Multi-core programming with automatic parallelisation

Advanced Programming Specialist Group event

Date/Time:
Thursday 10th January 2008, 6.00pm

Venue:
The Davidson Building, 5 Southampton Street, London WC2 7HA. Nearest Underground stations Covent Garden, Charing Cross.

Speaker:
Tim Harris, Microsoft Research, Cambridge U.K.

Summary:
The "free lunch" of exponentially increasing sequential software performance is said to be over: all major processor manufacturers are chasing increasing degrees of hardware parallelism instead of ever-higher clock speeds. We need parallel software to make good use of these processors, but parallel programming has a notoriously steep learning curve. What can the computer science research community do to make things easier?

One tempting approach is to automatically build parallel implementations from sequential programs. This led to a lot of work in the 1980s in the functional programming community, and the exploration of data-flow processor architectures that could exploit the very fine grained parallelism that was achieved.

In this talk I'll describe some work we've been doing returning to this question and investigating whether we can achieve automatic parallelisation of software when using today's multi-core processors, showing some cases where we get free coffee, if not a free lunch.

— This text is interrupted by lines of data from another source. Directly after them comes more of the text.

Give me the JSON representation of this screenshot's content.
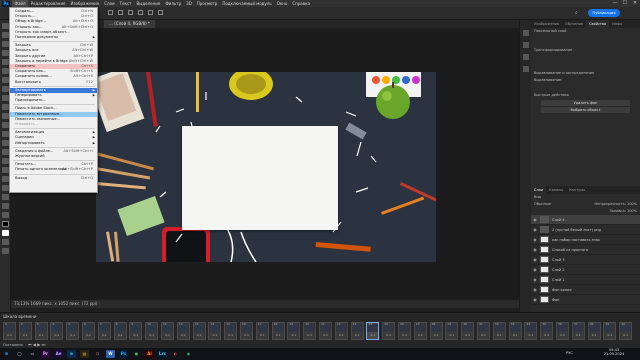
{
  "app": {
    "logo": "Ps",
    "window_min": "—",
    "window_max": "☐",
    "window_close": "✕"
  },
  "menu": [
    "Файл",
    "Редактирование",
    "Изображение",
    "Слои",
    "Текст",
    "Выделение",
    "Фильтр",
    "3D",
    "Просмотр",
    "Подключаемый модуль",
    "Окно",
    "Справка"
  ],
  "optbar_button": "Публикация",
  "document": {
    "tab": "… (Слой 4, RGB/8) *",
    "status": "73,13%   1669 пикс. x 1052 пикс. (72 ppi)"
  },
  "file_menu": [
    {
      "label": "Создать...",
      "sc": "Ctrl+N"
    },
    {
      "label": "Открыть...",
      "sc": "Ctrl+O"
    },
    {
      "label": "Обзор в Bridge...",
      "sc": "Alt+Ctrl+O"
    },
    {
      "label": "Открыть как...",
      "sc": "Alt+Shift+Ctrl+O"
    },
    {
      "label": "Открыть как смарт-объект...",
      "sc": ""
    },
    {
      "label": "Последние документы",
      "sc": "",
      "arrow": true
    },
    {
      "sep": true
    },
    {
      "label": "Закрыть",
      "sc": "Ctrl+W"
    },
    {
      "label": "Закрыть все",
      "sc": "Alt+Ctrl+W"
    },
    {
      "label": "Закрыть другие",
      "sc": "Alt+Ctrl+P"
    },
    {
      "label": "Закрыть и перейти в Bridge...",
      "sc": "Shift+Ctrl+W"
    },
    {
      "label": "Сохранить",
      "sc": "Ctrl+S",
      "hl": "hl2"
    },
    {
      "label": "Сохранить как...",
      "sc": "Shift+Ctrl+S"
    },
    {
      "label": "Сохранить копию...",
      "sc": "Alt+Ctrl+S"
    },
    {
      "label": "Восстановить",
      "sc": "F12"
    },
    {
      "sep": true
    },
    {
      "label": "Экспортировать",
      "sc": "",
      "arrow": true,
      "hl": "hl3"
    },
    {
      "label": "Генерировать",
      "sc": "",
      "arrow": true
    },
    {
      "label": "Присоединить...",
      "sc": ""
    },
    {
      "sep": true
    },
    {
      "label": "Поиск в Adobe Stock...",
      "sc": ""
    },
    {
      "label": "Поместить встроенные...",
      "sc": "",
      "hl": "hl"
    },
    {
      "label": "Поместить связанные...",
      "sc": ""
    },
    {
      "label": "Упаковать...",
      "sc": "",
      "dis": true
    },
    {
      "sep": true
    },
    {
      "label": "Автоматизация",
      "sc": "",
      "arrow": true
    },
    {
      "label": "Сценарии",
      "sc": "",
      "arrow": true
    },
    {
      "label": "Импортировать",
      "sc": "",
      "arrow": true
    },
    {
      "sep": true
    },
    {
      "label": "Сведения о файле...",
      "sc": "Alt+Shift+Ctrl+I"
    },
    {
      "label": "Журнал версий",
      "sc": ""
    },
    {
      "sep": true
    },
    {
      "label": "Печатать...",
      "sc": "Ctrl+P"
    },
    {
      "label": "Печать одного экземпляра",
      "sc": "Alt+Shift+Ctrl+P"
    },
    {
      "sep": true
    },
    {
      "label": "Выход",
      "sc": "Ctrl+Q"
    }
  ],
  "panel_top": {
    "tabs": [
      "Изображения",
      "Обучение",
      "Свойства",
      "Инфо"
    ],
    "rows": [
      "Пиксельный слой",
      "Трансформирование",
      "Выравнивание и распределение",
      "Выравнивание:",
      "Быстрые действия"
    ],
    "buttons": [
      "Удалить фон",
      "Выбрать объект"
    ]
  },
  "panel_layers": {
    "tabs": [
      "Слои",
      "Каналы",
      "Контуры"
    ],
    "search": "Вид",
    "blend": "Обычные",
    "opacity": "Непрозрачность: 100%",
    "fill": "Заливка: 100%",
    "items": [
      {
        "name": "Слой 4",
        "sel": true,
        "dark": true
      },
      {
        "name": "2 (пустой белый лист) png",
        "dark": true
      },
      {
        "name": "как набор поставить знак",
        "dark": false
      },
      {
        "name": "Способ из простого",
        "dark": false
      },
      {
        "name": "Слой 3",
        "dark": false
      },
      {
        "name": "Слой 2",
        "dark": false
      },
      {
        "name": "Слой 1",
        "dark": false
      },
      {
        "name": "Фон копия",
        "dark": false
      },
      {
        "name": "Фон",
        "dark": false
      }
    ]
  },
  "timeline": {
    "title": "Шкала времени",
    "frames": [
      {
        "n": "1",
        "t": "0,1"
      },
      {
        "n": "2",
        "t": "0,1"
      },
      {
        "n": "3",
        "t": "0,1"
      },
      {
        "n": "4",
        "t": "0,1"
      },
      {
        "n": "5",
        "t": "0,1"
      },
      {
        "n": "6",
        "t": "0,1"
      },
      {
        "n": "7",
        "t": "0,1"
      },
      {
        "n": "8",
        "t": "0,1"
      },
      {
        "n": "9",
        "t": "0,1"
      },
      {
        "n": "10",
        "t": "0,1"
      },
      {
        "n": "11",
        "t": "0,1"
      },
      {
        "n": "12",
        "t": "0,1"
      },
      {
        "n": "13",
        "t": "0,1"
      },
      {
        "n": "14",
        "t": "0,1"
      },
      {
        "n": "15",
        "t": "0,1"
      },
      {
        "n": "16",
        "t": "0,1"
      },
      {
        "n": "17",
        "t": "0,1"
      },
      {
        "n": "18",
        "t": "0,1"
      },
      {
        "n": "19",
        "t": "0,1"
      },
      {
        "n": "20",
        "t": "0,1"
      },
      {
        "n": "21",
        "t": "0,1"
      },
      {
        "n": "22",
        "t": "0,1"
      },
      {
        "n": "23",
        "t": "0,1"
      },
      {
        "n": "24",
        "t": "0,1",
        "sel": true
      },
      {
        "n": "25",
        "t": "0,1"
      },
      {
        "n": "26",
        "t": "0,1"
      },
      {
        "n": "27",
        "t": "0,1"
      },
      {
        "n": "28",
        "t": "0,1"
      },
      {
        "n": "29",
        "t": "0,1"
      },
      {
        "n": "30",
        "t": "0,1"
      },
      {
        "n": "31",
        "t": "0,1"
      },
      {
        "n": "32",
        "t": "0,1"
      },
      {
        "n": "33",
        "t": "0,1"
      },
      {
        "n": "34",
        "t": "0,1"
      },
      {
        "n": "35",
        "t": "0,1"
      },
      {
        "n": "36",
        "t": "0,1"
      },
      {
        "n": "37",
        "t": "0,1"
      },
      {
        "n": "38",
        "t": "0,1"
      },
      {
        "n": "39",
        "t": "0,1"
      },
      {
        "n": "40",
        "t": "0,1"
      }
    ],
    "loop": "Постоянно"
  },
  "taskbar": {
    "apps": [
      {
        "label": "⊞",
        "color": "#3aa0ff",
        "bg": "#111319"
      },
      {
        "label": "◯",
        "color": "#ddd",
        "bg": "#111319"
      },
      {
        "label": "▭",
        "color": "#ddd",
        "bg": "#111319"
      },
      {
        "label": "Pr",
        "color": "#e9a1ff",
        "bg": "#2a0a3a"
      },
      {
        "label": "Ae",
        "color": "#b9a6ff",
        "bg": "#1a0a3a"
      },
      {
        "label": "e",
        "color": "#3ecbff",
        "bg": "#0b2a4a"
      },
      {
        "label": "▤",
        "color": "#f6c64a",
        "bg": "#2a2410"
      },
      {
        "label": "⬡",
        "color": "#f97",
        "bg": "#111319"
      },
      {
        "label": "W",
        "color": "#fff",
        "bg": "#2b5fb3"
      },
      {
        "label": "Ps",
        "color": "#31a8ff",
        "bg": "#001e36"
      },
      {
        "label": "●",
        "color": "#4caf50",
        "bg": "#111319"
      },
      {
        "label": "Ai",
        "color": "#ff9a00",
        "bg": "#330000"
      },
      {
        "label": "Lrc",
        "color": "#8fd2ff",
        "bg": "#001a2e"
      },
      {
        "label": "◐",
        "color": "#e44",
        "bg": "#111319"
      },
      {
        "label": "◉",
        "color": "#3b8",
        "bg": "#111319"
      }
    ],
    "time": "09:43",
    "date": "21.05.2024",
    "lang": "РУС"
  }
}
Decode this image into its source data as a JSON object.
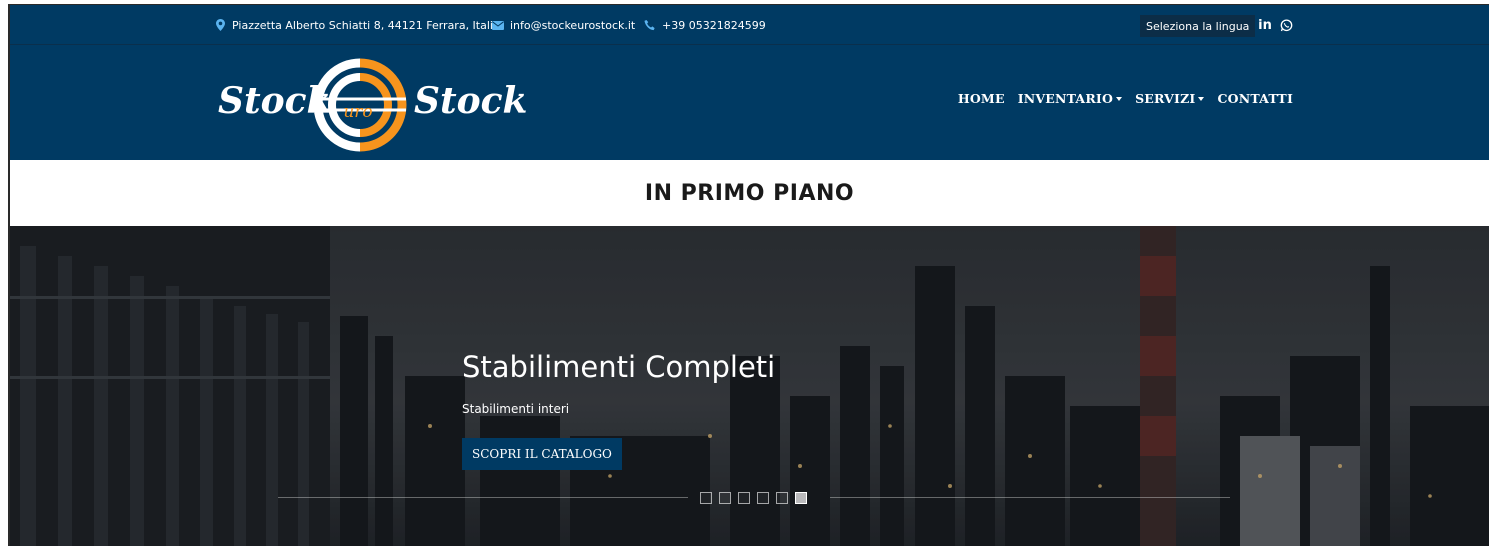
{
  "topbar": {
    "address": "Piazzetta Alberto Schiatti 8, 44121 Ferrara, Italia",
    "email": "info@stockeurostock.it",
    "phone": "+39 05321824599",
    "language_label": "Seleziona la lingua",
    "social": [
      "linkedin-icon",
      "whatsapp-icon"
    ]
  },
  "brand": {
    "name": "StockEuroStock",
    "colors": {
      "primary": "#003a63",
      "accent": "#f7941d"
    }
  },
  "nav": {
    "items": [
      {
        "label": "HOME",
        "dropdown": false
      },
      {
        "label": "INVENTARIO",
        "dropdown": true
      },
      {
        "label": "SERVIZI",
        "dropdown": true
      },
      {
        "label": "CONTATTI",
        "dropdown": false
      }
    ]
  },
  "section": {
    "title": "IN PRIMO PIANO"
  },
  "hero": {
    "title": "Stabilimenti Completi",
    "subtitle": "Stabilimenti interi",
    "button_label": "SCOPRI IL CATALOGO",
    "slides_count": 6,
    "active_slide": 6
  }
}
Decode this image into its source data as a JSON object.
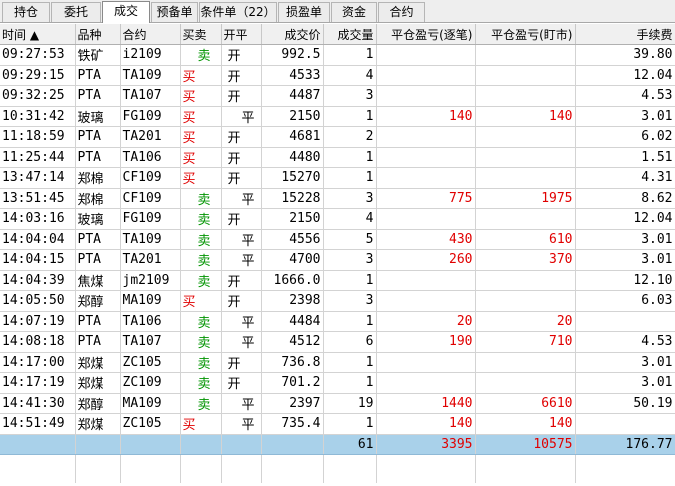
{
  "tabs": [
    "持仓",
    "委托",
    "成交",
    "预备单",
    "条件单（22）",
    "损盈单",
    "资金",
    "合约"
  ],
  "columns": {
    "time": "时间 ▲",
    "product": "品种",
    "contract": "合约",
    "side": "买卖",
    "openclose": "开平",
    "price": "成交价",
    "qty": "成交量",
    "pnl_mark": "平仓盈亏(逐笔)",
    "pnl_daily": "平仓盈亏(盯市)",
    "fee": "手续费"
  },
  "rows": [
    {
      "time": "09:27:53",
      "product": "铁矿",
      "contract": "i2109",
      "side": "卖",
      "oc": "开",
      "price": "992.5",
      "qty": "1",
      "pnl_mark": "",
      "pnl_daily": "",
      "fee": "39.80"
    },
    {
      "time": "09:29:15",
      "product": "PTA",
      "contract": "TA109",
      "side": "买",
      "oc": "开",
      "price": "4533",
      "qty": "4",
      "pnl_mark": "",
      "pnl_daily": "",
      "fee": "12.04"
    },
    {
      "time": "09:32:25",
      "product": "PTA",
      "contract": "TA107",
      "side": "买",
      "oc": "开",
      "price": "4487",
      "qty": "3",
      "pnl_mark": "",
      "pnl_daily": "",
      "fee": "4.53"
    },
    {
      "time": "10:31:42",
      "product": "玻璃",
      "contract": "FG109",
      "side": "买",
      "oc": "平",
      "price": "2150",
      "qty": "1",
      "pnl_mark": "140",
      "pnl_daily": "140",
      "fee": "3.01"
    },
    {
      "time": "11:18:59",
      "product": "PTA",
      "contract": "TA201",
      "side": "买",
      "oc": "开",
      "price": "4681",
      "qty": "2",
      "pnl_mark": "",
      "pnl_daily": "",
      "fee": "6.02"
    },
    {
      "time": "11:25:44",
      "product": "PTA",
      "contract": "TA106",
      "side": "买",
      "oc": "开",
      "price": "4480",
      "qty": "1",
      "pnl_mark": "",
      "pnl_daily": "",
      "fee": "1.51"
    },
    {
      "time": "13:47:14",
      "product": "郑棉",
      "contract": "CF109",
      "side": "买",
      "oc": "开",
      "price": "15270",
      "qty": "1",
      "pnl_mark": "",
      "pnl_daily": "",
      "fee": "4.31"
    },
    {
      "time": "13:51:45",
      "product": "郑棉",
      "contract": "CF109",
      "side": "卖",
      "oc": "平",
      "price": "15228",
      "qty": "3",
      "pnl_mark": "775",
      "pnl_daily": "1975",
      "fee": "8.62"
    },
    {
      "time": "14:03:16",
      "product": "玻璃",
      "contract": "FG109",
      "side": "卖",
      "oc": "开",
      "price": "2150",
      "qty": "4",
      "pnl_mark": "",
      "pnl_daily": "",
      "fee": "12.04"
    },
    {
      "time": "14:04:04",
      "product": "PTA",
      "contract": "TA109",
      "side": "卖",
      "oc": "平",
      "price": "4556",
      "qty": "5",
      "pnl_mark": "430",
      "pnl_daily": "610",
      "fee": "3.01"
    },
    {
      "time": "14:04:15",
      "product": "PTA",
      "contract": "TA201",
      "side": "卖",
      "oc": "平",
      "price": "4700",
      "qty": "3",
      "pnl_mark": "260",
      "pnl_daily": "370",
      "fee": "3.01"
    },
    {
      "time": "14:04:39",
      "product": "焦煤",
      "contract": "jm2109",
      "side": "卖",
      "oc": "开",
      "price": "1666.0",
      "qty": "1",
      "pnl_mark": "",
      "pnl_daily": "",
      "fee": "12.10"
    },
    {
      "time": "14:05:50",
      "product": "郑醇",
      "contract": "MA109",
      "side": "买",
      "oc": "开",
      "price": "2398",
      "qty": "3",
      "pnl_mark": "",
      "pnl_daily": "",
      "fee": "6.03"
    },
    {
      "time": "14:07:19",
      "product": "PTA",
      "contract": "TA106",
      "side": "卖",
      "oc": "平",
      "price": "4484",
      "qty": "1",
      "pnl_mark": "20",
      "pnl_daily": "20",
      "fee": ""
    },
    {
      "time": "14:08:18",
      "product": "PTA",
      "contract": "TA107",
      "side": "卖",
      "oc": "平",
      "price": "4512",
      "qty": "6",
      "pnl_mark": "190",
      "pnl_daily": "710",
      "fee": "4.53"
    },
    {
      "time": "14:17:00",
      "product": "郑煤",
      "contract": "ZC105",
      "side": "卖",
      "oc": "开",
      "price": "736.8",
      "qty": "1",
      "pnl_mark": "",
      "pnl_daily": "",
      "fee": "3.01"
    },
    {
      "time": "14:17:19",
      "product": "郑煤",
      "contract": "ZC109",
      "side": "卖",
      "oc": "开",
      "price": "701.2",
      "qty": "1",
      "pnl_mark": "",
      "pnl_daily": "",
      "fee": "3.01"
    },
    {
      "time": "14:41:30",
      "product": "郑醇",
      "contract": "MA109",
      "side": "卖",
      "oc": "平",
      "price": "2397",
      "qty": "19",
      "pnl_mark": "1440",
      "pnl_daily": "6610",
      "fee": "50.19"
    },
    {
      "time": "14:51:49",
      "product": "郑煤",
      "contract": "ZC105",
      "side": "买",
      "oc": "平",
      "price": "735.4",
      "qty": "1",
      "pnl_mark": "140",
      "pnl_daily": "140",
      "fee": ""
    }
  ],
  "total": {
    "qty": "61",
    "pnl_mark": "3395",
    "pnl_daily": "10575",
    "fee": "176.77"
  },
  "colors": {
    "buy": "#e00000",
    "sell": "#009400",
    "total_row": "#a9d1ea"
  }
}
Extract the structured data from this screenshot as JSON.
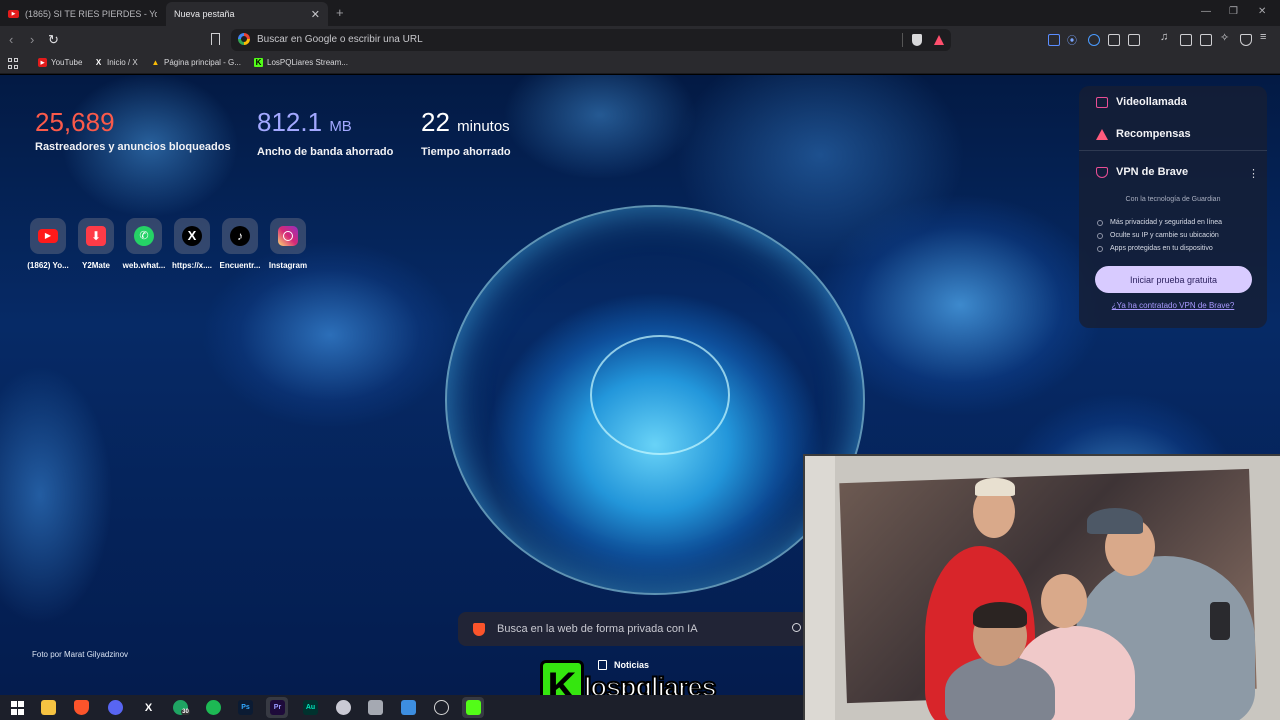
{
  "browser": {
    "tabs": [
      {
        "title": "(1865) SI TE RIES PIERDES - YouTube",
        "active": false
      },
      {
        "title": "Nueva pestaña",
        "active": true
      }
    ],
    "new_tab_symbol": "+",
    "address_bar": {
      "placeholder": "Buscar en Google o escribir una URL"
    },
    "bookmarks": [
      {
        "label": "YouTube",
        "icon": "youtube-icon"
      },
      {
        "label": "Inicio / X",
        "icon": "x-icon"
      },
      {
        "label": "Página principal - G...",
        "icon": "drive-icon"
      },
      {
        "label": "LosPQLiares Stream...",
        "icon": "kick-icon"
      }
    ]
  },
  "stats": [
    {
      "value": "25,689",
      "unit": "",
      "label": "Rastreadores y anuncios bloqueados",
      "color": "#fb5a4a"
    },
    {
      "value": "812.1",
      "unit": "MB",
      "label": "Ancho de banda ahorrado",
      "color": "#a3a8ff"
    },
    {
      "value": "22",
      "unit": "minutos",
      "label": "Tiempo ahorrado",
      "color": "#ffffff"
    }
  ],
  "top_sites": [
    {
      "label": "(1862) Yo...",
      "icon": "youtube-icon"
    },
    {
      "label": "Y2Mate",
      "icon": "download-icon"
    },
    {
      "label": "web.what...",
      "icon": "whatsapp-icon"
    },
    {
      "label": "https://x....",
      "icon": "x-icon"
    },
    {
      "label": "Encuentr...",
      "icon": "tiktok-icon"
    },
    {
      "label": "Instagram",
      "icon": "instagram-icon"
    }
  ],
  "photo_credit": "Foto por Marat Gilyadzinov",
  "search": {
    "placeholder": "Busca en la web de forma privada con IA"
  },
  "widget": {
    "videocall": "Videollamada",
    "rewards": "Recompensas",
    "vpn_title": "VPN de Brave",
    "powered_by": "Con la tecnología de  Guardian",
    "features": [
      "Más privacidad y seguridad en línea",
      "Oculte su IP y cambie su ubicación",
      "Apps protegidas en tu dispositivo"
    ],
    "cta": "Iniciar prueba gratuita",
    "link": "¿Ya ha contratado VPN de Brave?"
  },
  "overlay": {
    "logo_k": "K",
    "logo_text": "lospqliares",
    "news_label": "Noticias"
  },
  "taskbar": {
    "badge_count": "30",
    "app_labels": {
      "photoshop": "Ps",
      "premiere": "Pr",
      "audition": "Au"
    }
  }
}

Admission:
Free, but to gain admission please email your name to our Vice-Chairman, Dr Frank Martin, at - frank.martin@bcs.org

CPD Value:
Half Unit

Slides:
View the slides for this event (PDF - 3.0 Mb)